— Required work —
The required answer is a copy of each line in the entries below that includes "número".
Records supplied START
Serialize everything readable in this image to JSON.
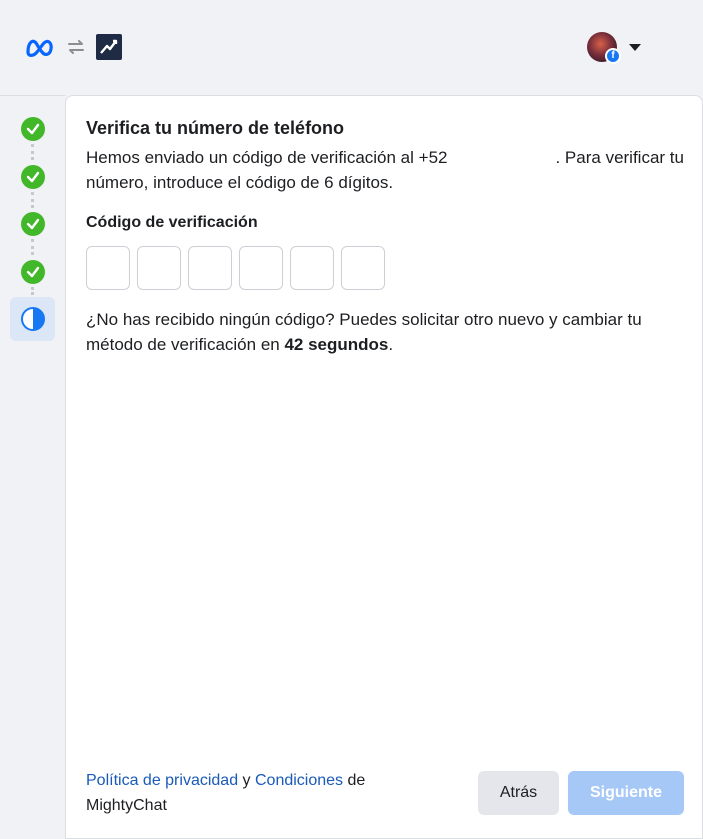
{
  "header": {
    "brand_icons": [
      "meta-logo",
      "swap-icon",
      "mightychat-logo"
    ],
    "account_icons": [
      "avatar",
      "facebook-badge",
      "dropdown-caret"
    ]
  },
  "steps": [
    {
      "status": "complete",
      "icon": "check-icon"
    },
    {
      "status": "complete",
      "icon": "check-icon"
    },
    {
      "status": "complete",
      "icon": "check-icon"
    },
    {
      "status": "complete",
      "icon": "check-icon"
    },
    {
      "status": "in-progress",
      "icon": "half-circle-icon"
    }
  ],
  "main": {
    "title": "Verifica tu número de teléfono",
    "desc_part1": "Hemos enviado un código de verificación al +52",
    "desc_part2": ". Para verificar tu número, introduce el código de 6 dígitos.",
    "code_label": "Código de verificación",
    "code_digits": [
      "",
      "",
      "",
      "",
      "",
      ""
    ],
    "resend_part1": "¿No has recibido ningún código? Puedes solicitar otro nuevo y cambiar tu método de verificación en",
    "resend_countdown": "42 segundos",
    "resend_part2": "."
  },
  "footer": {
    "privacy_link": "Política de privacidad",
    "conjunction": "y",
    "terms_link": "Condiciones",
    "suffix": "de MightyChat",
    "back_button": "Atrás",
    "next_button": "Siguiente"
  },
  "colors": {
    "accent": "#1877f2",
    "link": "#1a5ab8",
    "success": "#42b72a",
    "next_disabled": "#a6c8f7",
    "background": "#f0f2f5"
  }
}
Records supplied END
— Output for this task —
    "title": "Verifica tu número de teléfono",
    "desc_part2": ". Para verificar tu número, introduce el código de 6 dígitos.",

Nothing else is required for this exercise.